This is an extension unit. As playgrounds are places that allow children to take risks – run, swing, climb to great heights and slide down fast – this unit asks, how can these risks be managed in a calculated manner? One of the ways used to mitigate the risk of dangerous injuries on the playground (especially regarding falls from a height) is shock-absorbent flooring. In this unit, students will explore the properties of different types of playground ground surface, learn how they protect against injuries during a fall, and discover the surprising connection between them and successful (or unsuccessful!) spacecraft landings.


Using the knowledge gained from the previous units, students will create captioned information plaques for a neighbourhood playground. During this unit, the students will formulate the explanations for the physical phenomena that occur when using the playground equipment as well as suggestions for further activities and experiments. Students will be assisted by experts from various fields (curators of an exhibition, experts in the field of safety and placemaking) to help them think about how the plaques can be installed in a safe and suitable way.


Students will plan a special event at the playground for primary school students in the neighbourhood. During the event, students will teach the younger children some simple principles of physics, show them how they can be observed during a game, reveal the new playground plaques, and take part in a fun joint activity.

Teacher feedback

Aha moments

  • LU5: The physics of falling was the most inspiring unit, because the students were very active in the inquiry process, including deciding what to measure, as well as thinking about the means to measure it. I think what made it so compelling for me is that I myself had to go through the very same process as my students did.

Uh oh moments

  • LU1: Preparing questions for playground visit - I think we needed to spend more time on this, in order to give the students a chance to reflect and rewrite before going to the playground.
  • LU6: The planning phase - I had to split my attention between all of the students simultaneously; at times this was overwhelming. I would suggest getting more teachers involved in this part.

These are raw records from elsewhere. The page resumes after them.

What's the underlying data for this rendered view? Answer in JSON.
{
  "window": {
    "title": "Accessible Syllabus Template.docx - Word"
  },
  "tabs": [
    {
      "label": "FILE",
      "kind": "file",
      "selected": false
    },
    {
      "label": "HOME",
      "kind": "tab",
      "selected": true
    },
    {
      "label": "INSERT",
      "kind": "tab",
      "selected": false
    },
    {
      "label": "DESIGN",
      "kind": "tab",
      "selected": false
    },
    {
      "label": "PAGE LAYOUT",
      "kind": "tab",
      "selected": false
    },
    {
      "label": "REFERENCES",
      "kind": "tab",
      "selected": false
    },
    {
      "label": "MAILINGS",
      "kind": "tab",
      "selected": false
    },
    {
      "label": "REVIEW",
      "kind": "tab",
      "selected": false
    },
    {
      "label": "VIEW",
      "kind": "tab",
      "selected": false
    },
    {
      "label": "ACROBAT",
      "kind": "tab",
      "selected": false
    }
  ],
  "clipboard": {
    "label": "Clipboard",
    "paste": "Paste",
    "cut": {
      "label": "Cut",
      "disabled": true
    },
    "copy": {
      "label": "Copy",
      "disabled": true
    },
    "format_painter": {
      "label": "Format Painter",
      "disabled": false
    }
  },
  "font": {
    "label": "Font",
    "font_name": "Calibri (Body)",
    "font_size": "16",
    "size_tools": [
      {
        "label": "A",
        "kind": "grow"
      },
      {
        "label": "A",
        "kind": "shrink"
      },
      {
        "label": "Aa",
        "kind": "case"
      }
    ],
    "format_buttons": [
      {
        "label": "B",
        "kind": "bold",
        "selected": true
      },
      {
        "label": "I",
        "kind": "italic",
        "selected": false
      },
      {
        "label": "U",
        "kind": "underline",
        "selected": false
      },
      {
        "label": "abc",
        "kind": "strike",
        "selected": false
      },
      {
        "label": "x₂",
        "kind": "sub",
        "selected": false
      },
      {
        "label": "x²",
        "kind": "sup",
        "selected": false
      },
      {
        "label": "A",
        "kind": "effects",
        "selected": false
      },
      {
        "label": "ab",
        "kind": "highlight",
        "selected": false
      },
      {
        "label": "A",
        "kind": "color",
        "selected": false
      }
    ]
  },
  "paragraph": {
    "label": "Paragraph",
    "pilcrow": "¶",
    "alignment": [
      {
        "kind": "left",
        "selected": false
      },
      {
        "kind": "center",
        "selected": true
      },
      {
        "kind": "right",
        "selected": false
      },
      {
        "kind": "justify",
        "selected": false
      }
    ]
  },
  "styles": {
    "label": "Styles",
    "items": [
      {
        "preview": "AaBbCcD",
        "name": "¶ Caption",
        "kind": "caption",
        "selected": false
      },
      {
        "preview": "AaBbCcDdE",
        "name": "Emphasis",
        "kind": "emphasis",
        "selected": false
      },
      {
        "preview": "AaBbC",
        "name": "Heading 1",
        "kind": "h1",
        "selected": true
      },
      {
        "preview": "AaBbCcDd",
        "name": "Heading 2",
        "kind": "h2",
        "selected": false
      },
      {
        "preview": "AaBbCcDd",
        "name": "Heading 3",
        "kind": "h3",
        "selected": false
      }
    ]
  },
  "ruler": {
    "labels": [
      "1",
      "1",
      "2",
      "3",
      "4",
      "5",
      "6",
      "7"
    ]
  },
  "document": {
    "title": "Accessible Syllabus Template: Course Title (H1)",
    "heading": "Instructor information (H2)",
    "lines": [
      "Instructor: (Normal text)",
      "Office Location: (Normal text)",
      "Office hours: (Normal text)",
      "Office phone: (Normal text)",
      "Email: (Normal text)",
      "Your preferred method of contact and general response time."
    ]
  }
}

General tips

  • LU2 (Visit to playground): At times it felt that students used the playground time to play - this is legitimate, however I noticed it happened more when the students were in large groups, so I would suggest splitting the students to smaller groups so that they can focus on the task in hand (as well as playing!).